No.88617, Private, John William FLEET
52nd Coy., Machine Gun Corps (Infantry)
John William Fleet was born in Fordham, (Newmarket Q4-1893 3B:521) the son of Arthur and Harriet FLEET (née READER ).
1901 census...Aged 7, he was William, at Peach Street, Fordham with his father Arthur FLEET  journeyman miller; his mother Harriet , brothers Percy , Harry  and Reginald  and sisters Florence  and Edith . All were born in Fordham.
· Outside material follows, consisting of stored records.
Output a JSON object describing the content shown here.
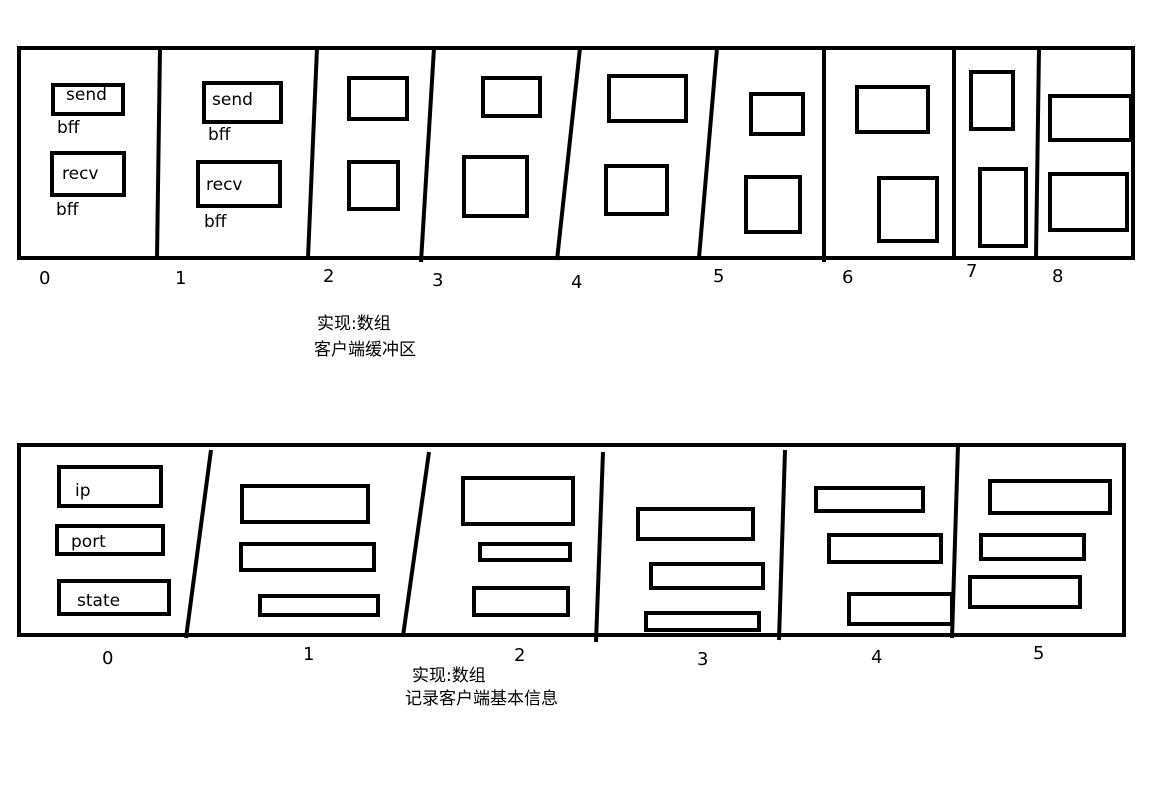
{
  "diagram1": {
    "indices": [
      "0",
      "1",
      "2",
      "3",
      "4",
      "5",
      "6",
      "7",
      "8"
    ],
    "cell0": {
      "send": "send",
      "send_sub": "bff",
      "recv": "recv",
      "recv_sub": "bff"
    },
    "cell1": {
      "send": "send",
      "send_sub": "bff",
      "recv": "recv",
      "recv_sub": "bff"
    },
    "caption_line1": "实现:数组",
    "caption_line2": "客户端缓冲区"
  },
  "diagram2": {
    "indices": [
      "0",
      "1",
      "2",
      "3",
      "4",
      "5"
    ],
    "cell0": {
      "ip": "ip",
      "port": "port",
      "state": "state"
    },
    "caption_line1": "实现:数组",
    "caption_line2": "记录客户端基本信息"
  }
}
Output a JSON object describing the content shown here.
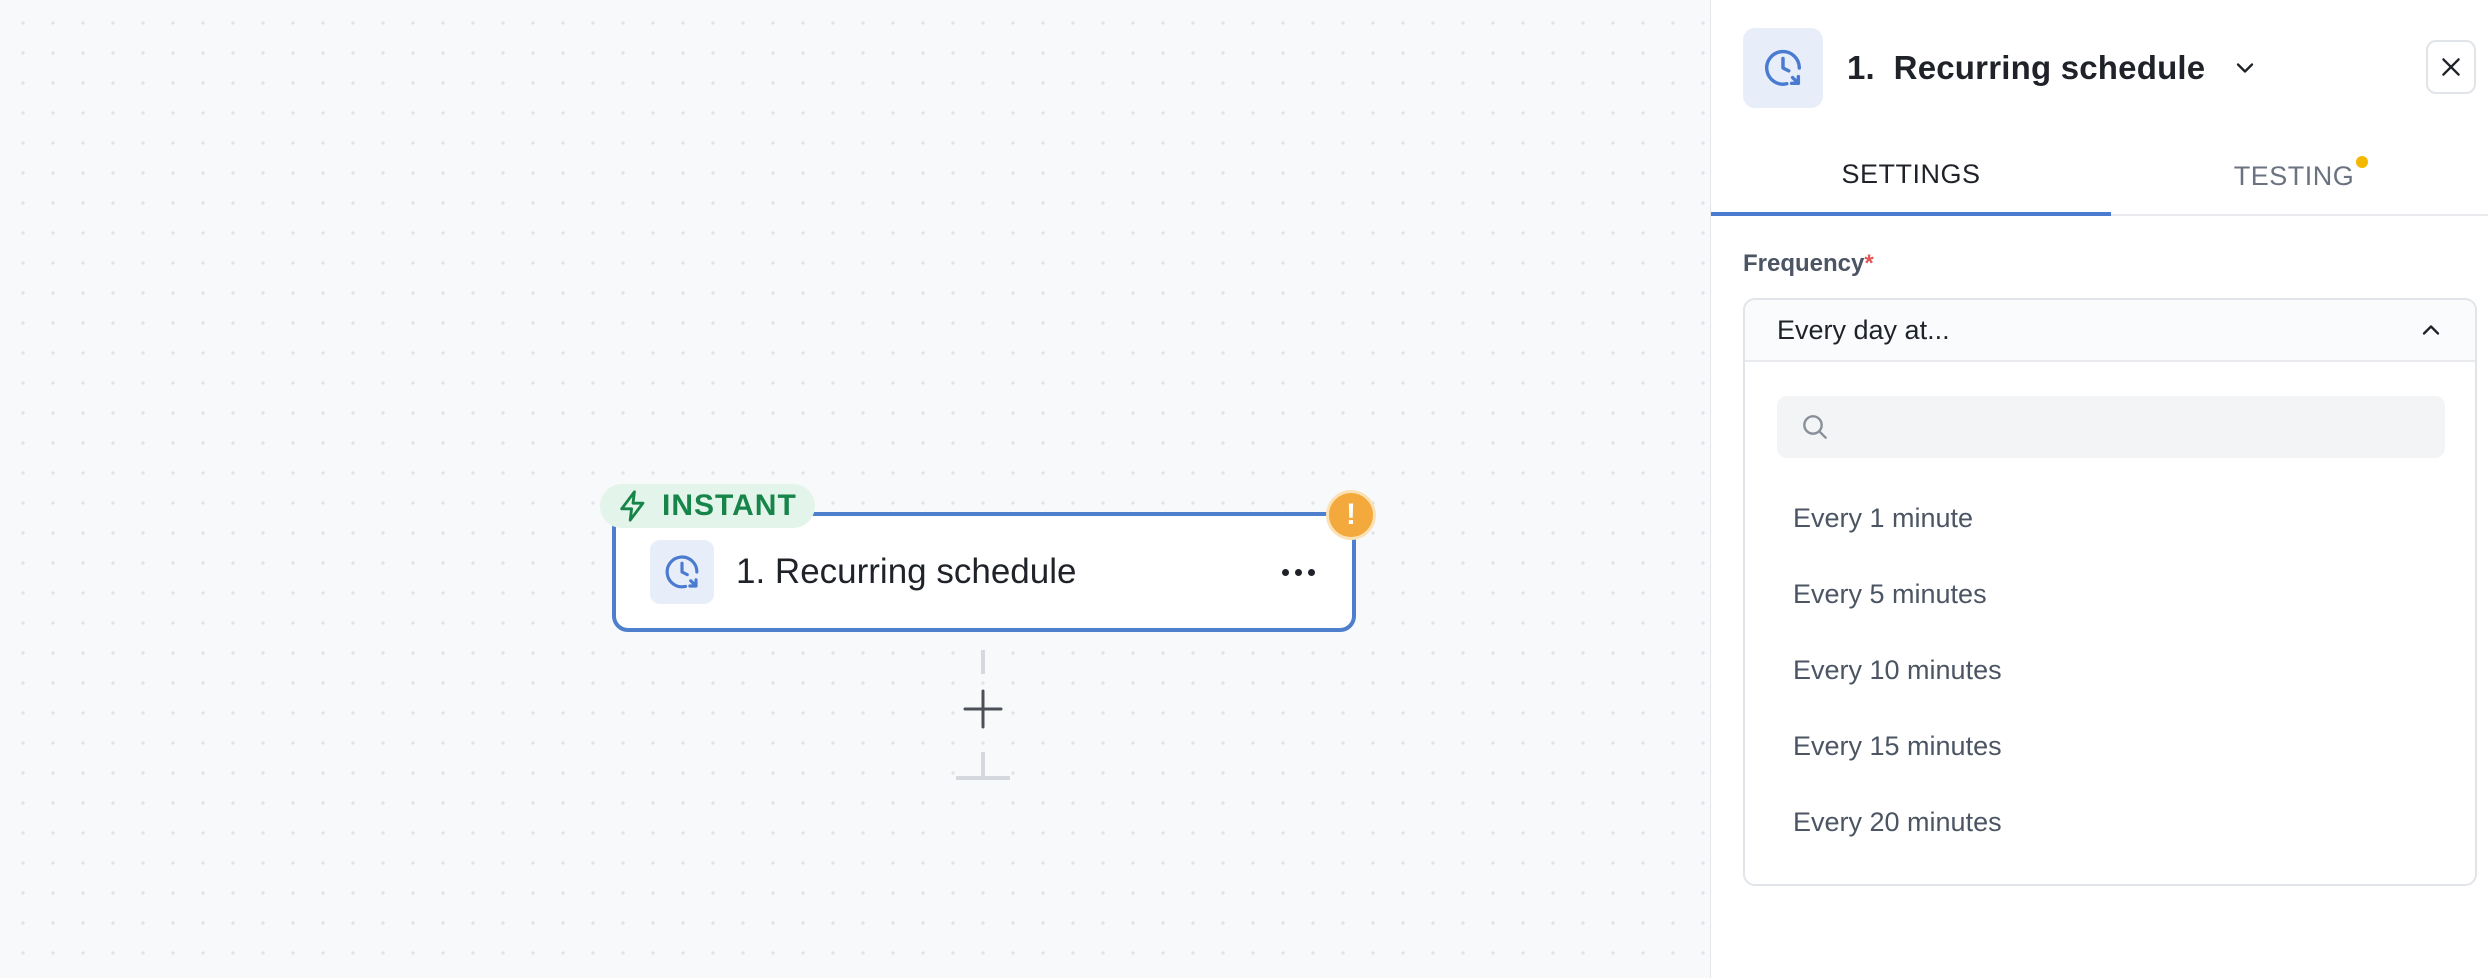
{
  "canvas": {
    "trigger_node": {
      "badge_label": "INSTANT",
      "title": "1. Recurring schedule",
      "warning_symbol": "!",
      "icon": "recurring-clock-icon",
      "badge_icon": "lightning-icon",
      "menu_icon": "more-horizontal-icon"
    },
    "add_step_icon": "plus-icon"
  },
  "panel": {
    "title": "1.  Recurring schedule",
    "header_icon": "recurring-clock-icon",
    "tabs": [
      {
        "label": "SETTINGS",
        "active": true
      },
      {
        "label": "TESTING",
        "active": false,
        "has_indicator": true
      }
    ],
    "frequency": {
      "label": "Frequency",
      "required_mark": "*",
      "selected_value": "Every day at...",
      "search_placeholder": "",
      "options": [
        "Every 1 minute",
        "Every 5 minutes",
        "Every 10 minutes",
        "Every 15 minutes",
        "Every 20 minutes"
      ]
    }
  },
  "colors": {
    "accent": "#4a7bd0",
    "instant_green": "#17854a",
    "warning": "#f3a93b",
    "indicator_yellow": "#f5b800",
    "required_red": "#e05757"
  }
}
1911 census...Aged 17, now John William, a baker's assistant, he was at Peachy Street, Fordham with his parents (father now a farm labourer), brothers Percy (grocer's assistant), Harry (farm labourer), Reginald, Victor , Cecil , Edward  and Robert , and sisters Edith, Biddy  and Elizabeth . All the new siblings were born in Fordham. One of Harriet's 13 children had died.
He married Florence Hilda FORDHAM (b. 19-8-1893)on 21st October 1915 and their daughter Ivy Florence was born in Soham on 9th September 1916. They lived in Carter Street, Fordham.
On the Army pension forms, signed in 1919, still living were his wife and child and parents (Fordham), brothers Percy, Harry, Reginald, Cecil and Edward,all living in Fordham and sisters Florence (Mrs Bird in Exning), Edith (in Cambridge), Biddy and Lizzie in Fordham.
The pension card has his widow and daughter at Peachey Street, but then moving to Carter Street. Peachey Street, was from the church, southwards and is now Collins Hill
He enlisted in Newmarket on 12th December 1915, giving his age as 22, a baker, 5ft 2.25 inches ( 159.4 cm) tall weighing 122 lbs (55.5 kg),
chest 36.5" to 39" (92.7 to 99.1 cm). He was assigned
to the 97th Training Reserve and then moved as No. TR/10/41221 tot he 99th Training Reserve Battalion|
He was mobilised on 10th April 1916, his age now given as 22 yeas 6 months, occupation, baker. His references from Mr R Johnson said he had employed John for 5 1/2 years and found him to be honest, a total abstainer, hard worker who he was sad to lose.
Mobilised in the Army Service Corps No. SE/173738 at Aldershot on 15th April 1916, he was transferred to the Machine Gun Corps on 13th March 1917.
Arriving in the BEF on 6th May 1917, he was posted the 52nd Company, Machine Gun Corps (Infantry) on 13th May and joined them in the field on 20th May.
He suffered a gunshot wound to his right side on 23rd June and was treated first by No.11 Field Ambulance and then admitted to N0.30 Casualty Clearing Station on 30th June, returning to his unit on 8th July 1917. Having survived the horrors of 3rd Ypres (Passchendaele), he was killed in action on 30th November 1917.
The only other member of his company to die that day is buried in Cement House Cemetery, Ypres. The vast bulk of the 130 machine gun men to die that day were engaged around Cambrai in France
click here to go to the Commonwealth War Graves Commission website for full cemetery/memorial details